Zombies Teach Students About the Spread of Disease
Dr. Steven Schlozman, a child psychiatrist at Massachusetts General Hospital and assistant professor at Harvard Medical School, loves zombies. That’s right, zombies. How can a Harvard professor and doctor at one of the nation’s top hospitals love a fictional entity so much? His debut novel, “The Zombie Autopsies: Secret Notebooks from the Apocalypse,” was released in 2011 and since then, he’s been providing expert advice to filmmakers through The Science & Entertainment Exchange, a program that is part of the National Academy of Sciences. Schlozman’s book is currently being adapted by acclaimed filmmaker George Romero for the silver screen.
“To get calls from writers and producers and to be asked about how to make a story plausible and fun is a dream and also feels like a genuine public service,” Schlozman says. So it’s no surprise that he’s earned the nickname “the Zombie Doctor” around town. He was contacted by Texas Instruments to assist with the development of a “Zombie Apocalypse” curriculum, part of its “STEM Behind Hollywood” program, which is a free Hollywood-inspired online education program that aims to get middle school and high school students interested in careers in science, technology, engineering, and mathematics (STEM).
“It’s fun,” Schlozman says in an MGH report. “I used to be an English and science teacher. The idea of using stories to teach makes sense because there is a lot of data out there to support the idea that kids believe what they see. We have a real opportunity to tease the science out of them so they might pursue careers they normally wouldn’t.”
According to a report from MGH:

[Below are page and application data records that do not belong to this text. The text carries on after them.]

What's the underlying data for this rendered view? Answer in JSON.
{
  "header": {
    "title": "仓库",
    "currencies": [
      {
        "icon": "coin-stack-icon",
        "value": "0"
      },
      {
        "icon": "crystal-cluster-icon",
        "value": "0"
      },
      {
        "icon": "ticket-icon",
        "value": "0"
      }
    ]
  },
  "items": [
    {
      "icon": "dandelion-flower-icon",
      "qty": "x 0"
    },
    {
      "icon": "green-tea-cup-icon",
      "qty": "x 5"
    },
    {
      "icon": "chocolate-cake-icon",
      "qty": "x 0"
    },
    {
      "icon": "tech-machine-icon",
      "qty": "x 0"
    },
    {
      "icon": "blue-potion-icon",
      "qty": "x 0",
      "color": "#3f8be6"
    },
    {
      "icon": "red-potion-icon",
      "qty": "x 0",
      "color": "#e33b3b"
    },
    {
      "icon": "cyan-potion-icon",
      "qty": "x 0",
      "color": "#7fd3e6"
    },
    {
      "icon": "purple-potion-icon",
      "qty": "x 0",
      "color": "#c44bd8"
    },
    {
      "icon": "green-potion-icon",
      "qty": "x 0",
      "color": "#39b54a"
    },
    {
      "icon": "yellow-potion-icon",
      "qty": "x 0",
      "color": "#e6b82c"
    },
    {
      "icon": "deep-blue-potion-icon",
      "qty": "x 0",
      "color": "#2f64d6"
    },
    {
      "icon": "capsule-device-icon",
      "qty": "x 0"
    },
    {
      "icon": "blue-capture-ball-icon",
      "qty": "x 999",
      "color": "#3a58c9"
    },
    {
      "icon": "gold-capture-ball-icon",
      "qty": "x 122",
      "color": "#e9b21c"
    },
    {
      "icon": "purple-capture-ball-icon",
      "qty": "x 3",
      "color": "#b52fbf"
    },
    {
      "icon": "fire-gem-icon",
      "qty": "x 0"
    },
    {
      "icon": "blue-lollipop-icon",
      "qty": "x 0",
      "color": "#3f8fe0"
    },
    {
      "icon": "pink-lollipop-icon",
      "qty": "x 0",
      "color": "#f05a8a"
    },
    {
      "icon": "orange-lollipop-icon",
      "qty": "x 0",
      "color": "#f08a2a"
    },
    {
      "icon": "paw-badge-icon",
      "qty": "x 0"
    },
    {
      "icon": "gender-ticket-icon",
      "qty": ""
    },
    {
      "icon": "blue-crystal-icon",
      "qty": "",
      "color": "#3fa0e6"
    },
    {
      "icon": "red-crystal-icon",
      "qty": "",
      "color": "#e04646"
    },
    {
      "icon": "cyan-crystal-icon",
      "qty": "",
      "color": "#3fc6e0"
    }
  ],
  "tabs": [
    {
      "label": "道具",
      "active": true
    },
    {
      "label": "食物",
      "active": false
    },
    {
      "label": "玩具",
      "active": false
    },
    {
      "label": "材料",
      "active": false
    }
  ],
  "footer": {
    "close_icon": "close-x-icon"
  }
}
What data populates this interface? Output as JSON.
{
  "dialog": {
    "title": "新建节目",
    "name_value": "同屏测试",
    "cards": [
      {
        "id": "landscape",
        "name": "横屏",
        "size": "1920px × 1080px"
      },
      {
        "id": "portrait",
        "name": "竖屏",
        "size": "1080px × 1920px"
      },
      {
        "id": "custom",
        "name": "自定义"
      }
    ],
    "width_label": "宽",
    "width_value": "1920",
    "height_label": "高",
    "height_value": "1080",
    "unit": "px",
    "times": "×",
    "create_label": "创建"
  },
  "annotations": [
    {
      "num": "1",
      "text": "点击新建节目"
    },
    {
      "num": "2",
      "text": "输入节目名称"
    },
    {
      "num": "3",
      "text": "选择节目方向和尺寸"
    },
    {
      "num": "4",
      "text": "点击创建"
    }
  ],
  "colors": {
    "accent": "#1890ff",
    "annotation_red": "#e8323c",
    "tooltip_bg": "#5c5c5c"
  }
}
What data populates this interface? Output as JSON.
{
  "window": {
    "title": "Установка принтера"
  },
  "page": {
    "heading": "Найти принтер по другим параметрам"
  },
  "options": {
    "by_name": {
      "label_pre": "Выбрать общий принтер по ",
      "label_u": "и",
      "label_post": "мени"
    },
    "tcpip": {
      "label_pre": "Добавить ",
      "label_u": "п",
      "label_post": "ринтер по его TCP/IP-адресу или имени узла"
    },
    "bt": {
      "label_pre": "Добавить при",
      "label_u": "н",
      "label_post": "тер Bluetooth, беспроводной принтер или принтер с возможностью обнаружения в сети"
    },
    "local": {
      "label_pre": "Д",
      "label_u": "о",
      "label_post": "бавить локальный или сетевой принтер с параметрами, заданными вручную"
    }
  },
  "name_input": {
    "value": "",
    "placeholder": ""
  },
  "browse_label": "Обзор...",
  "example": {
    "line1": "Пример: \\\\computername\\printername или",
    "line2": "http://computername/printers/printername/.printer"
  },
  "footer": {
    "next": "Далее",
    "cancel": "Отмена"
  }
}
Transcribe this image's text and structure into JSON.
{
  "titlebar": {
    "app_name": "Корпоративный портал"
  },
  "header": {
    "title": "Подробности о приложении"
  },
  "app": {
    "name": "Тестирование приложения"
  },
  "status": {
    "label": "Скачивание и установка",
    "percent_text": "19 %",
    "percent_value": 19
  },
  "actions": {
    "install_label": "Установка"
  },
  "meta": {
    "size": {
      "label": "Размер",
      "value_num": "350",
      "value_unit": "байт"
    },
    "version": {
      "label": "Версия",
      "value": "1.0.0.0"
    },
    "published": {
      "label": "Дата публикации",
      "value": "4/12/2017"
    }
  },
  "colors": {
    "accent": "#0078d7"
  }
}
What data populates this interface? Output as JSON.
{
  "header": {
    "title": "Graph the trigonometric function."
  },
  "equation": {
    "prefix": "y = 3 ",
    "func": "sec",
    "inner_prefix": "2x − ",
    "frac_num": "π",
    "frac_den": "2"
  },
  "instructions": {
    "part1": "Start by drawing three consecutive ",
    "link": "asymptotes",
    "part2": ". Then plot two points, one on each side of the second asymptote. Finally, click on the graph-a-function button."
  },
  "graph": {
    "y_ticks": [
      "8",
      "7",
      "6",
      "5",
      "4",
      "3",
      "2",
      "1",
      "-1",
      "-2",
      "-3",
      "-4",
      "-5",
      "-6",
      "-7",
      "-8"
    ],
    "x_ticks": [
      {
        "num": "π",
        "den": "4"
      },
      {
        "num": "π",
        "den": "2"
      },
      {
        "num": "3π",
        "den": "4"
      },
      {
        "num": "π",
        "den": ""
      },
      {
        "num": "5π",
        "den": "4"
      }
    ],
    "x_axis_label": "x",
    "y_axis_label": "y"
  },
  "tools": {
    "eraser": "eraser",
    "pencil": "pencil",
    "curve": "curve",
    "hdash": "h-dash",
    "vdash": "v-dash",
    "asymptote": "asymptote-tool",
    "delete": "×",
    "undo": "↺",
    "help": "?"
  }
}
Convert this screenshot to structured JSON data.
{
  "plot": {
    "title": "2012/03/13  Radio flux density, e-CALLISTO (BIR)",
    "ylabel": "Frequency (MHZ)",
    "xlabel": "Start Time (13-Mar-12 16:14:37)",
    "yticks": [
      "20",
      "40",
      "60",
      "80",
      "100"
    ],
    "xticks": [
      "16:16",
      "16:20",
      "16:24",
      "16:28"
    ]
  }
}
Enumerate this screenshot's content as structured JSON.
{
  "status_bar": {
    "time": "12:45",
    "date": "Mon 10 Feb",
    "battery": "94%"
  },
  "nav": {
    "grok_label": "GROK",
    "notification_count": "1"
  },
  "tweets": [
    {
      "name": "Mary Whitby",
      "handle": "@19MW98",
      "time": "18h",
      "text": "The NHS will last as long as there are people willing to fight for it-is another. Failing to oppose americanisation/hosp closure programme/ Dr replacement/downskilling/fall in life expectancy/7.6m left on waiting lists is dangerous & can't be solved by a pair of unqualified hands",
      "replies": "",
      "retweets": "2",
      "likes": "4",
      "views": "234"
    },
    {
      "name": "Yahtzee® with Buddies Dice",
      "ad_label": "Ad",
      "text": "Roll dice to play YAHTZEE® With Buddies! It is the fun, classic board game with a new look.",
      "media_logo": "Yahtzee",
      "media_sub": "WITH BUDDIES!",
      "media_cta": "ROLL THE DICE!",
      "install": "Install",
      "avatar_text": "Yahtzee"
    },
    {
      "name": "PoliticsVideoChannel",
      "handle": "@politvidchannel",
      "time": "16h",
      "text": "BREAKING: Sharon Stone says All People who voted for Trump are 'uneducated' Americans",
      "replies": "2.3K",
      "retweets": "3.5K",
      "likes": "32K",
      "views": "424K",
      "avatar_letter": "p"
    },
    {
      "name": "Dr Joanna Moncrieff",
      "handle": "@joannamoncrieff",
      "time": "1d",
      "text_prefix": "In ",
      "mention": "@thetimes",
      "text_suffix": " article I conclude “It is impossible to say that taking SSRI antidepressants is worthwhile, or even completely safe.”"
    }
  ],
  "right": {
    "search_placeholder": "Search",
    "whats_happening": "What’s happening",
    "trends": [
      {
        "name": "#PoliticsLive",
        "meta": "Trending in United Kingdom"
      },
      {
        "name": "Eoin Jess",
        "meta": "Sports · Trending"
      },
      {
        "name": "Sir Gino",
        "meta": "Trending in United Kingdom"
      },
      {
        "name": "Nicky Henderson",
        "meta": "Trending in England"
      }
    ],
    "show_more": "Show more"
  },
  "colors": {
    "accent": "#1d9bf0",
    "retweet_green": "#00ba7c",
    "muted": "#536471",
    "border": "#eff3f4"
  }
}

Zombie Apocalypse was developed with assistance from actress and STEM education advocate, Mayim Bialik, who – like her character in “The Big Bang Theory” television show – has a PhD in neuroscience. Schlozman joined Bialik in New York City earlier this month to promote the technology during the program’s launch. “We want to get the word out to teachers and administrators,” Schlozman says. “Using the notion of Hollywood stories – zombies in this instance – to teach students about epidemiology and neurology is ground-breaking. We are taking real-life scenarios like ebola outbreaks and modeling the transmission of a hypothetical zombie contagion through the human population, the infection rate and logistics patterns.”
Wait… Blossom has a PhD in neuroscience? The technology both Bialik and Schlozman helped to create is a handheld device that depicts the spread of airborne infections. The program creates situations like an exponential growth of a zombie horde and how the infection spreads through the human population. According to a report from Texas Instruments, the activity gives students an inside-look at STEM careers by using modeling and graphs that the World Health Organization and Centers for Disease Control use to track the spread of infectious diseases. Researchers hope to use the technology to be able to track real diseases. Sorry folks, zombies are not real (yet).